=== Begin Enclosure ===
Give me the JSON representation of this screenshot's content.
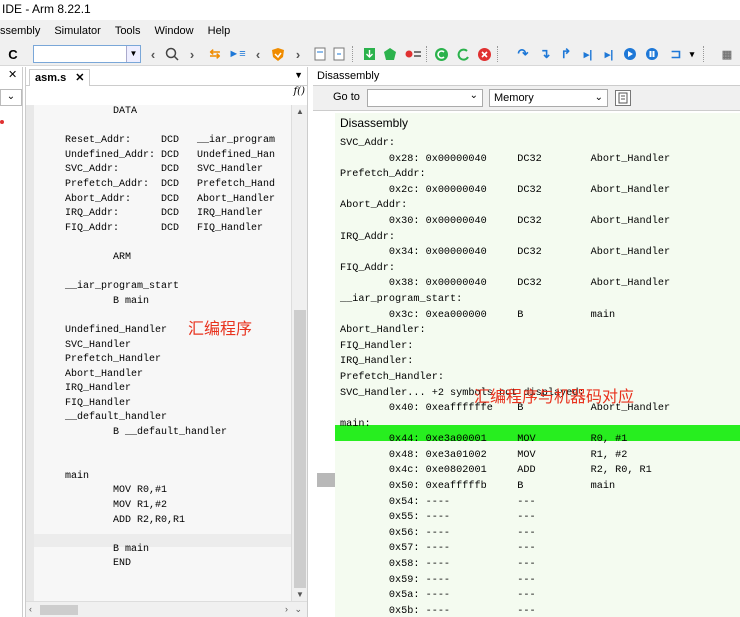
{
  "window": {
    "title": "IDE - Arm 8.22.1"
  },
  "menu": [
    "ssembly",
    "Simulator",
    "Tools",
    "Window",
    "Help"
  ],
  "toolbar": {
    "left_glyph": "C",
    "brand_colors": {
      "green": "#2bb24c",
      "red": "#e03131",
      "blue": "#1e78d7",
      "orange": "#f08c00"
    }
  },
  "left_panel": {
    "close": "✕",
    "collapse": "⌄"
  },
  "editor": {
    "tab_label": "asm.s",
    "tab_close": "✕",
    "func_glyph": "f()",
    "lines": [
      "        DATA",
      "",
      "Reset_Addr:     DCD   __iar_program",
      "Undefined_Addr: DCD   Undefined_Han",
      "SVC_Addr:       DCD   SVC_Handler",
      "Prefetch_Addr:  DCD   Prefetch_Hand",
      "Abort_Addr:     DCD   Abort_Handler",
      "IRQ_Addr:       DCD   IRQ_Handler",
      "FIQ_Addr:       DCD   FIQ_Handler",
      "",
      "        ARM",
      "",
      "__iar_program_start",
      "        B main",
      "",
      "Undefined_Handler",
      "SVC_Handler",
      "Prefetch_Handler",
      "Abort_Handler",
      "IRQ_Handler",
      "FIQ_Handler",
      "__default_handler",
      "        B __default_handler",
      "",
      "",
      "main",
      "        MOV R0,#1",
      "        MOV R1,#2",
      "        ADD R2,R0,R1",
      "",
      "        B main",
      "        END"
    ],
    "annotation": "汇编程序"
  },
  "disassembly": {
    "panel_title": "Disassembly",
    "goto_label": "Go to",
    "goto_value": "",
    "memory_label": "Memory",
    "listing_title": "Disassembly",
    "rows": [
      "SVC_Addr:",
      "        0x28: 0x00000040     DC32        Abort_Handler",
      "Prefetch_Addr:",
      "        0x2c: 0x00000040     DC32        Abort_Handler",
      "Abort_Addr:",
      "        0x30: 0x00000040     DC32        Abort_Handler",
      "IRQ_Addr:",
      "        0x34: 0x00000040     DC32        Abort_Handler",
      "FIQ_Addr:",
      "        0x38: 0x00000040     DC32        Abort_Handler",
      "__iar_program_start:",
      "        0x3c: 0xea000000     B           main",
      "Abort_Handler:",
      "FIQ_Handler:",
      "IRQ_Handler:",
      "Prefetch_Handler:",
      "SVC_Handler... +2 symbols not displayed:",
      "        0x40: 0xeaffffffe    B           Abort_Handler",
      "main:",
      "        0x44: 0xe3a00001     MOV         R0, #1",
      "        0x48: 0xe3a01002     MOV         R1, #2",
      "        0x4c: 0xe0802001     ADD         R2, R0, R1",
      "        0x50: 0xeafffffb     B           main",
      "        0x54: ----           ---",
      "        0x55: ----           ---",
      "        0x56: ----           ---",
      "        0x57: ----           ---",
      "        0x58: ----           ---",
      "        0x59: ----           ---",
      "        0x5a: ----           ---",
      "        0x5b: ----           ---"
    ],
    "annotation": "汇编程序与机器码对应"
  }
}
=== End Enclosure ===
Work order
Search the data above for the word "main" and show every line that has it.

Solution to the problem
      "        B main",
      "main",
      "        B main",
      "        0x3c: 0xea000000     B           main",
      "main:",
      "        0x50: 0xeafffffb     B           main",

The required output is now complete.